So, I think. You get to decide. Is it more important to you to have as much reach and numbers as possible, and if so, why? Is it because you think you should, or because it’s actually going to support your goals?
Or, is it more important to integrate this work easefully into your overall flow, and trust that the right people you need to connect with will see and hear your message? I try to be in the second camp as much as possible these days. Meaning, I’ll just schedule the post, with the link, and hope for the best. And yes, I have noticed reach is a little lower and the engagement is not as immediate, than when I do the whole rigamarole of adding the link in later. And really, that’s OK, because at the end of the day, I’m not trying to go to viral or become super LinkedIn famous. Like many coaches, consultants, and service providers, I’m really trying to get 1 to 5 people each month to reach out and say, Hey, I love what you’re doing, let’s work together. Again, it’s about resonance over reach.
But for now, I’m just gonna do one more question and if you liked this episode, drop me a line, send me a message on LinkedIn, and let me know and I’m down to do another one around the algorithm and why none of it really matters. So for the last question, let’s do:
Should I tag people in a LinkedIn post?
I often say that LinkedIn is kind of like a 24/7 conference or networking gathering – it just happens to be virtual and asynchronous and you can pop in and out when you want, in your jammies or even from bed! My favorite way to be!
So with that in mind, let’s say you had like a 5 min talk from the conference stage queued up – would you spend it just name dropping random people? Some people would, for clout or to try and build authority on the backs of other people’s reputation. But more likely, you would only mention people who were relevant to your topic. So similarly, on LinkedIn, yea for sure tag people, if they’re relevant to what you’re talking about.
I think it’s about intentionality. People pick up on vibes, and if someone tags me in their post, and I don’t know them, and it’s very clear I’m just tagged so that their post does better, it doesn’t feel good. I will probably remove my tag from the post – which actually ends up hurting their post, from an engagement/algorithm perspective.
But if I am relevant to the post, and it’s thoughtful, like let’s say, someone listened to one of these podcast episodes and wrote what they learned from it and tagged me – I mean that’s like the dream – that makes my whole day when that happens. That feels awesome! SPEAKER/RELEVANCE. And when that happens, I will always engage, and comment, and get to know that person.
So yeah, it’s like be a good human being. Maybe that’s the ultimate LinkedIn algorithm secret – just be a good human being with other good human beings interested in the work you do – and it’ll all work out.
Some of the detailed nuggets around the way the algorithm behaves came from Richard van der Blom’s LinkedIn algorithm report, which I’m linking in the show notes if you want to read it in its entirety or give him a follow.

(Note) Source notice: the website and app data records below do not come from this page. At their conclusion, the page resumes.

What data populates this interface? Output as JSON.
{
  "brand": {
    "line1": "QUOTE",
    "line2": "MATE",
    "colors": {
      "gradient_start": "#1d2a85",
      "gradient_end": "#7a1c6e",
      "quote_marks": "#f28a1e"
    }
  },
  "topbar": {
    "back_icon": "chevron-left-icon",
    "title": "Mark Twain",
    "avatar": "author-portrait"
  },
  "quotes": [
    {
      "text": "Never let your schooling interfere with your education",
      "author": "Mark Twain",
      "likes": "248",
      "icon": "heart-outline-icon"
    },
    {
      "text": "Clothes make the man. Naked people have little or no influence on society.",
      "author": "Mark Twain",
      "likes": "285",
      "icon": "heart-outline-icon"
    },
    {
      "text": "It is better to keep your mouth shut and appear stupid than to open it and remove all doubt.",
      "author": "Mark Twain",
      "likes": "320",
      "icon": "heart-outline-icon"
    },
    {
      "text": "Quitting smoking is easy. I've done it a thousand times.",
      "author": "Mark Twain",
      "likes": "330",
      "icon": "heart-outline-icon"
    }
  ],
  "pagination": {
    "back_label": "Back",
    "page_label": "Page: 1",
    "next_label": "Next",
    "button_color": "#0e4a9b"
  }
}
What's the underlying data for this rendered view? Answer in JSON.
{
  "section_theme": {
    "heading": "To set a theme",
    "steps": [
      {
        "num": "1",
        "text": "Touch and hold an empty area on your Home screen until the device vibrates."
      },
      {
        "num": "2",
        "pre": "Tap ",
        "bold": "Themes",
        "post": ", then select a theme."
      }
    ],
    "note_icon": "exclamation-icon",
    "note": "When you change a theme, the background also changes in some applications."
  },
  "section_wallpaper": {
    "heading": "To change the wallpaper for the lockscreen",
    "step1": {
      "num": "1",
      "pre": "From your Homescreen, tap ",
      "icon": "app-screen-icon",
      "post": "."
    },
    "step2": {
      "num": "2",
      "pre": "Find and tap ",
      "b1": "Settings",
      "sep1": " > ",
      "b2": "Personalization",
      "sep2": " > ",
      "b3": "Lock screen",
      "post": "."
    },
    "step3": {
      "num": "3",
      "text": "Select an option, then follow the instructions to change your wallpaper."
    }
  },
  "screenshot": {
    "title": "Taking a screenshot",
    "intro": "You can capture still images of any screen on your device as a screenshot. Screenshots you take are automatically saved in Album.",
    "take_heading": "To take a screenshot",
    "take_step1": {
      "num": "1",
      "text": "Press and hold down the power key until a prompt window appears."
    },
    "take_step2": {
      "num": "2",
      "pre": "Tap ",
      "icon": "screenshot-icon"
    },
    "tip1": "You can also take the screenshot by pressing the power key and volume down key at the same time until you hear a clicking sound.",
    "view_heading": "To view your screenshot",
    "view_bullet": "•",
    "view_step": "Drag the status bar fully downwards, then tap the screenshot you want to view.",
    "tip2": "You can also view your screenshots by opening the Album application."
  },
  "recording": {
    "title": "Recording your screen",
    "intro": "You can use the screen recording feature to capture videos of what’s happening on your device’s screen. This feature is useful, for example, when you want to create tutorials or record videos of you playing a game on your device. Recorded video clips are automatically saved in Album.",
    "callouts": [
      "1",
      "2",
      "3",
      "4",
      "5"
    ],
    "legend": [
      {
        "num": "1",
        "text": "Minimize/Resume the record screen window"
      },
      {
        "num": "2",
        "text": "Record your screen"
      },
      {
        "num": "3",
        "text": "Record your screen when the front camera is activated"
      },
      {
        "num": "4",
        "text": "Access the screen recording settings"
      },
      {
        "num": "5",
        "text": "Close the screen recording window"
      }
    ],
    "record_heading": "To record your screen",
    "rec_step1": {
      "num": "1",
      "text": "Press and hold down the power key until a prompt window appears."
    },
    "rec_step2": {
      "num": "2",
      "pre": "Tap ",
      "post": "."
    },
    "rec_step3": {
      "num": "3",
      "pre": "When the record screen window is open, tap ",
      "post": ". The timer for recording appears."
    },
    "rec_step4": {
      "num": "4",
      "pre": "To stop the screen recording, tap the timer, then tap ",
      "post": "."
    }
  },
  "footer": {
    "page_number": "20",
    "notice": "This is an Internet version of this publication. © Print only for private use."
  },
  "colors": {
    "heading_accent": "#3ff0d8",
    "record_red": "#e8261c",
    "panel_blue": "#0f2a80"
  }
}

I mean, this stuff is interesting and good to know. That’s why I’m sharing it. But always, always, always nestle the ways you work into your own needs and preferences. Otherwise, thought leadership and content creation will become a chore instead of a method for self-actualization and creativity and changemaking. And I don’t want that for you!
Feel free to reach out on LinkedIn with your thoughts on this episode, and if there are any burning questions you’ve got, other than the 3 I mentioned here. Like I said, maybe I’ll even do a follow-up episode!